Work to complete.
A single figure is expected: how many lines of the data that follows contain the word "Hosting".

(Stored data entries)
◇ ◇ ◇ ◇
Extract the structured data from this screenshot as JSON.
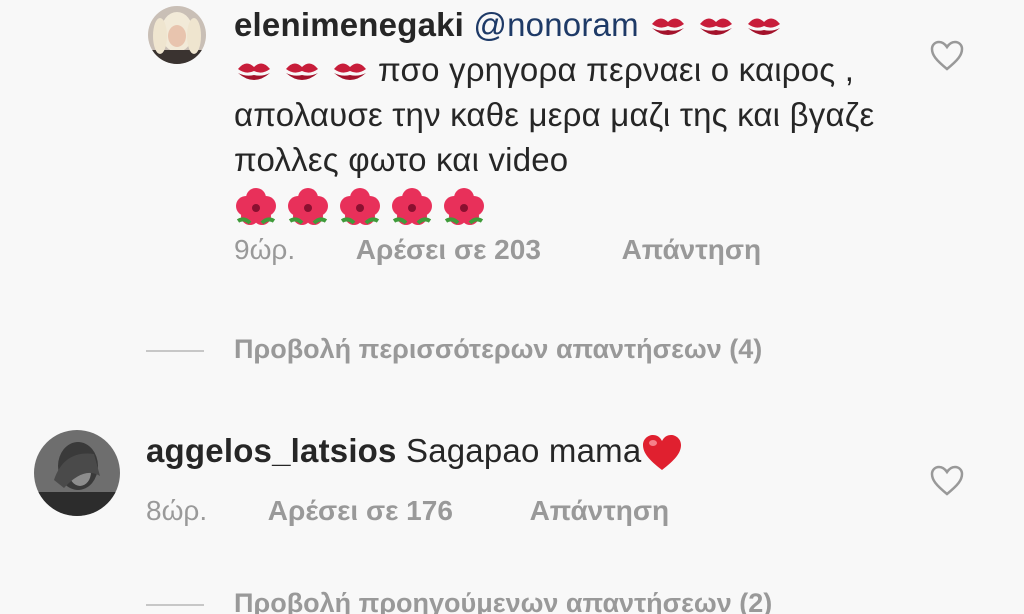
{
  "comments": [
    {
      "username": "elenimenegaki",
      "mention": "@nonoram",
      "lead_emoji": [
        "kiss-mark",
        "kiss-mark",
        "kiss-mark"
      ],
      "line2_emoji": [
        "kiss-mark",
        "kiss-mark",
        "kiss-mark"
      ],
      "text": "πσο γρηγορα περναει ο καιρος , απολαυσε την καθε μερα μαζι της και βγαζε πολλες φωτο και video",
      "trail_emoji": [
        "hibiscus",
        "hibiscus",
        "hibiscus",
        "hibiscus",
        "hibiscus"
      ],
      "time": "9ώρ.",
      "likes": "Αρέσει σε 203",
      "reply": "Απάντηση",
      "view_replies": "Προβολή περισσότερων απαντήσεων (4)"
    },
    {
      "username": "aggelos_latsios",
      "text": "Sagapao mama",
      "trail_emoji": [
        "red-heart"
      ],
      "time": "8ώρ.",
      "likes": "Αρέσει σε 176",
      "reply": "Απάντηση",
      "view_replies": "Προβολή προηγούμενων απαντήσεων (2)"
    }
  ],
  "colors": {
    "username": "#262626",
    "mention": "#1e3a67",
    "meta": "#999999",
    "background": "#f8f8f8"
  }
}
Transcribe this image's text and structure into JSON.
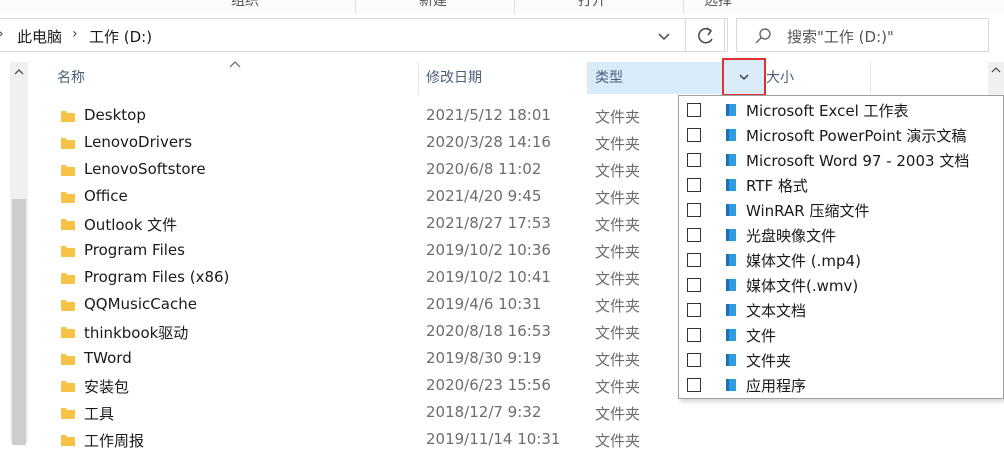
{
  "ribbon": {
    "groups": [
      "组织",
      "新建",
      "打开",
      "选择"
    ]
  },
  "address_bar": {
    "crumbs": [
      "此电脑",
      "工作 (D:)"
    ]
  },
  "search": {
    "placeholder": "搜索\"工作 (D:)\""
  },
  "columns": {
    "name": "名称",
    "date": "修改日期",
    "type": "类型",
    "size": "大小"
  },
  "files": [
    {
      "name": "Desktop",
      "date": "2021/5/12 18:01",
      "type": "文件夹"
    },
    {
      "name": "LenovoDrivers",
      "date": "2020/3/28 14:16",
      "type": "文件夹"
    },
    {
      "name": "LenovoSoftstore",
      "date": "2020/6/8 11:02",
      "type": "文件夹"
    },
    {
      "name": "Office",
      "date": "2021/4/20 9:45",
      "type": "文件夹"
    },
    {
      "name": "Outlook 文件",
      "date": "2021/8/27 17:53",
      "type": "文件夹"
    },
    {
      "name": "Program Files",
      "date": "2019/10/2 10:36",
      "type": "文件夹"
    },
    {
      "name": "Program Files (x86)",
      "date": "2019/10/2 10:41",
      "type": "文件夹"
    },
    {
      "name": "QQMusicCache",
      "date": "2019/4/6 10:31",
      "type": "文件夹"
    },
    {
      "name": "thinkbook驱动",
      "date": "2020/8/18 16:53",
      "type": "文件夹"
    },
    {
      "name": "TWord",
      "date": "2019/8/30 9:19",
      "type": "文件夹"
    },
    {
      "name": "安装包",
      "date": "2020/6/23 15:56",
      "type": "文件夹"
    },
    {
      "name": "工具",
      "date": "2018/12/7 9:32",
      "type": "文件夹"
    },
    {
      "name": "工作周报",
      "date": "2019/11/14 10:31",
      "type": "文件夹"
    }
  ],
  "filter_options": [
    "Microsoft Excel 工作表",
    "Microsoft PowerPoint 演示文稿",
    "Microsoft Word 97 - 2003 文档",
    "RTF 格式",
    "WinRAR 压缩文件",
    "光盘映像文件",
    "媒体文件 (.mp4)",
    "媒体文件(.wmv)",
    "文本文档",
    "文件",
    "文件夹",
    "应用程序"
  ],
  "colors": {
    "folder": "#f6c346",
    "filter_icon": "#2f9be0",
    "highlight_border": "#e03131",
    "header_active": "#d9ebf9"
  }
}
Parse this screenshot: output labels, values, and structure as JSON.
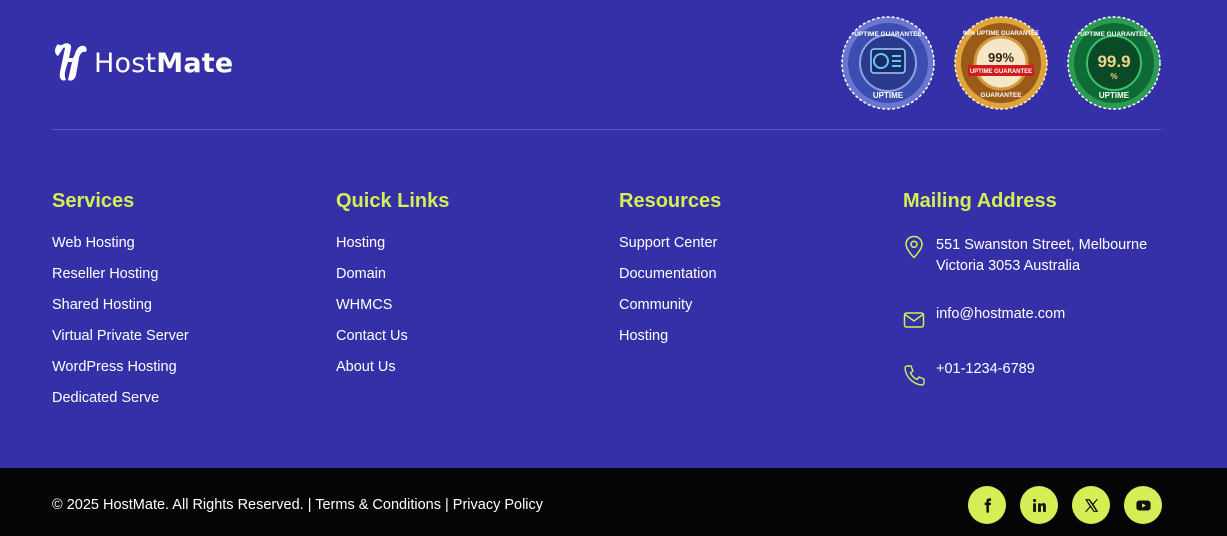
{
  "brand": {
    "name_part1": "Host",
    "name_part2": "Mate"
  },
  "badges": [
    {
      "icon": "uptime-guarantee-blue-badge",
      "top_text": "UPTIME GUARANTEE",
      "bottom_text": "UPTIME"
    },
    {
      "icon": "uptime-guarantee-gold-badge",
      "top_text": "99% UPTIME GUARANTEE",
      "value": "99%",
      "ribbon": "UPTIME GUARANTEE",
      "bottom_text": "GUARANTEE"
    },
    {
      "icon": "uptime-guarantee-green-badge",
      "top_text": "UPTIME GUARANTEE",
      "value": "99.9",
      "unit": "%",
      "bottom_text": "UPTIME"
    }
  ],
  "services": {
    "title": "Services",
    "items": [
      "Web Hosting",
      "Reseller Hosting",
      "Shared Hosting",
      "Virtual Private Server",
      "WordPress Hosting",
      "Dedicated Serve"
    ]
  },
  "quick_links": {
    "title": "Quick Links",
    "items": [
      "Hosting",
      "Domain",
      "WHMCS",
      "Contact Us",
      "About Us"
    ]
  },
  "resources": {
    "title": "Resources",
    "items": [
      "Support Center",
      "Documentation",
      "Community",
      "Hosting"
    ]
  },
  "mailing": {
    "title": "Mailing Address",
    "address_line1": "551 Swanston Street, Melbourne",
    "address_line2": "Victoria 3053 Australia",
    "email": "info@hostmate.com",
    "phone": "+01-1234-6789",
    "icons": [
      "location-pin-icon",
      "mail-icon",
      "phone-icon"
    ]
  },
  "bottom": {
    "copyright": "© 2025 HostMate. All Rights Reserved.",
    "sep1": " | ",
    "terms": "Terms & Conditions",
    "sep2": " | ",
    "privacy": "Privacy Policy"
  },
  "socials": [
    "facebook-icon",
    "linkedin-icon",
    "x-twitter-icon",
    "youtube-icon"
  ],
  "colors": {
    "background": "#3630a8",
    "accent": "#d3ef55",
    "bottom_bar": "#050505"
  }
}
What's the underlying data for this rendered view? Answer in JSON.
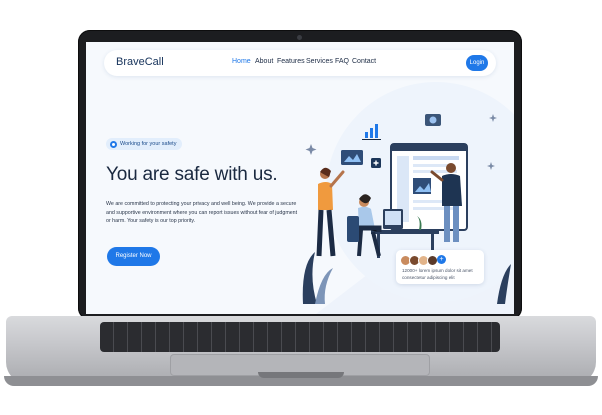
{
  "header": {
    "brand": "BraveCall",
    "nav": [
      {
        "label": "Home",
        "active": true
      },
      {
        "label": "About"
      },
      {
        "label": "Features"
      },
      {
        "label": "Services"
      },
      {
        "label": "FAQ"
      },
      {
        "label": "Contact"
      }
    ],
    "login_label": "Login"
  },
  "hero": {
    "badge": "Working for your safety",
    "title": "You are safe with us.",
    "description": "We are committed to protecting your privacy and well being. We provide a secure and supportive environment where you can report issues without fear of judgment or harm. Your safety is our top priority.",
    "cta_label": "Register Now"
  },
  "stat_card": {
    "line1": "12000+ lorem ipsum dolor sit amet",
    "line2": "consectetur adipiscing elit",
    "plus": "+"
  },
  "colors": {
    "accent": "#1f78e8",
    "heading": "#1a2940",
    "background": "#f6f9fd"
  }
}
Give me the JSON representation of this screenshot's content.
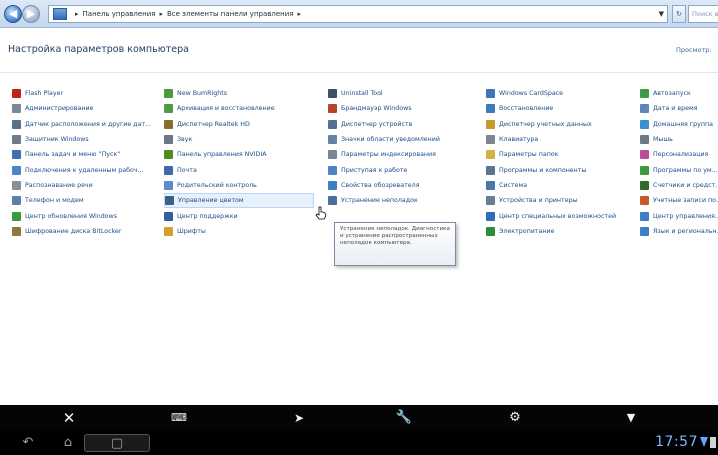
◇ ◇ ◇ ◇
Exercise response.
6